Given entries:

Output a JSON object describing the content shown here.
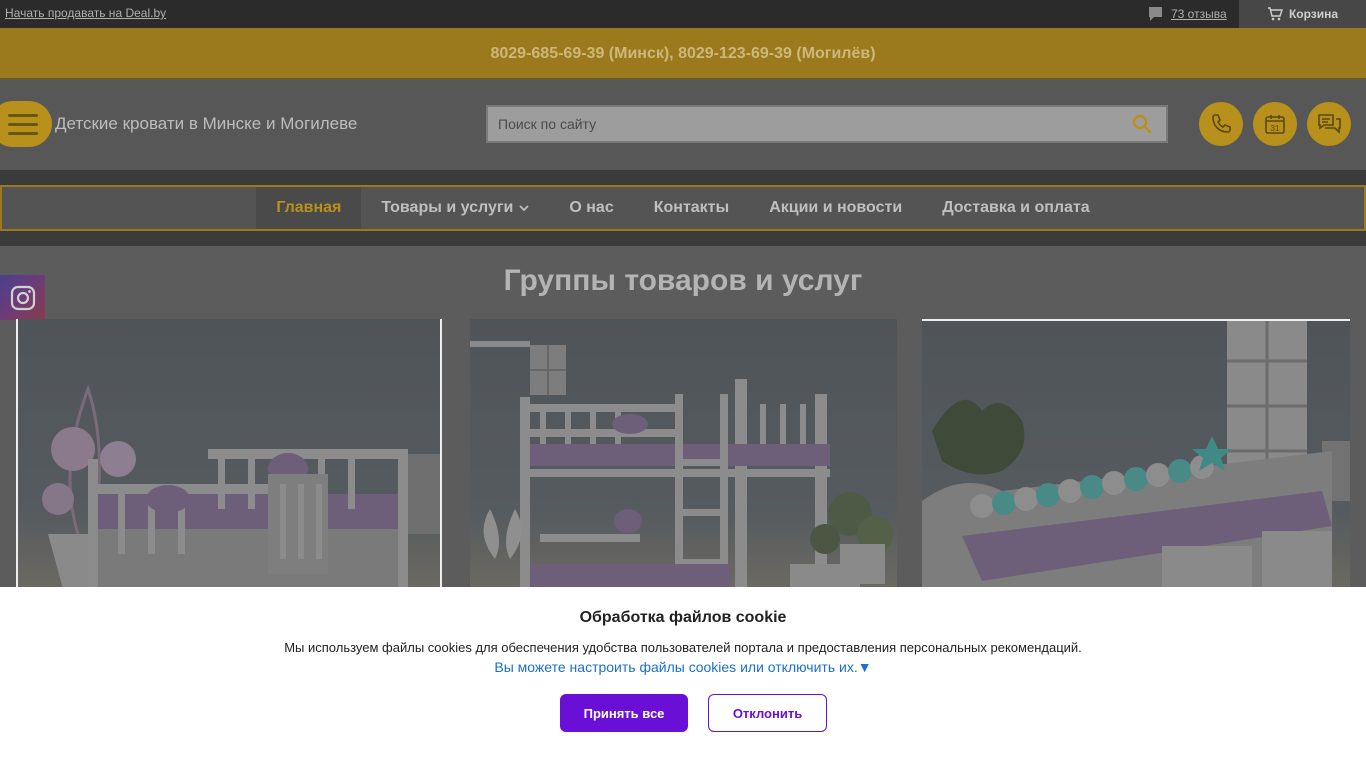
{
  "topbar": {
    "sell_link": "Начать продавать на Deal.by",
    "reviews": "73 отзыва",
    "cart": "Корзина"
  },
  "phones": "8029-685-69-39 (Минск), 8029-123-69-39 (Могилёв)",
  "header": {
    "site_title": "Детские кровати в Минске и Могилеве",
    "search_placeholder": "Поиск по сайту",
    "icons": [
      "phone-icon",
      "calendar-icon",
      "chat-icon"
    ],
    "calendar_day": "31"
  },
  "nav": {
    "items": [
      {
        "label": "Главная",
        "active": true
      },
      {
        "label": "Товары и услуги",
        "dropdown": true
      },
      {
        "label": "О нас"
      },
      {
        "label": "Контакты"
      },
      {
        "label": "Акции и новости"
      },
      {
        "label": "Доставка и оплата"
      }
    ]
  },
  "main": {
    "title": "Группы товаров и услуг",
    "social": "instagram-icon"
  },
  "cookie": {
    "title": "Обработка файлов cookie",
    "description": "Мы используем файлы cookies для обеспечения удобства пользователей портала и предоставления персональных рекомендаций.",
    "settings_link": "Вы можете настроить файлы cookies или отключить их.▼",
    "accept_label": "Принять все",
    "decline_label": "Отклонить"
  },
  "colors": {
    "accent": "#b8901c",
    "cookie_button": "#6a0fd6",
    "link": "#1a6fd0"
  }
}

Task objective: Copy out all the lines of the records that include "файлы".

Exercise response:
    "description": "Мы используем файлы cookies для обеспечения удобства пользователей портала и предоставления персональных рекомендаций.",
    "settings_link": "Вы можете настроить файлы cookies или отключить их.▼",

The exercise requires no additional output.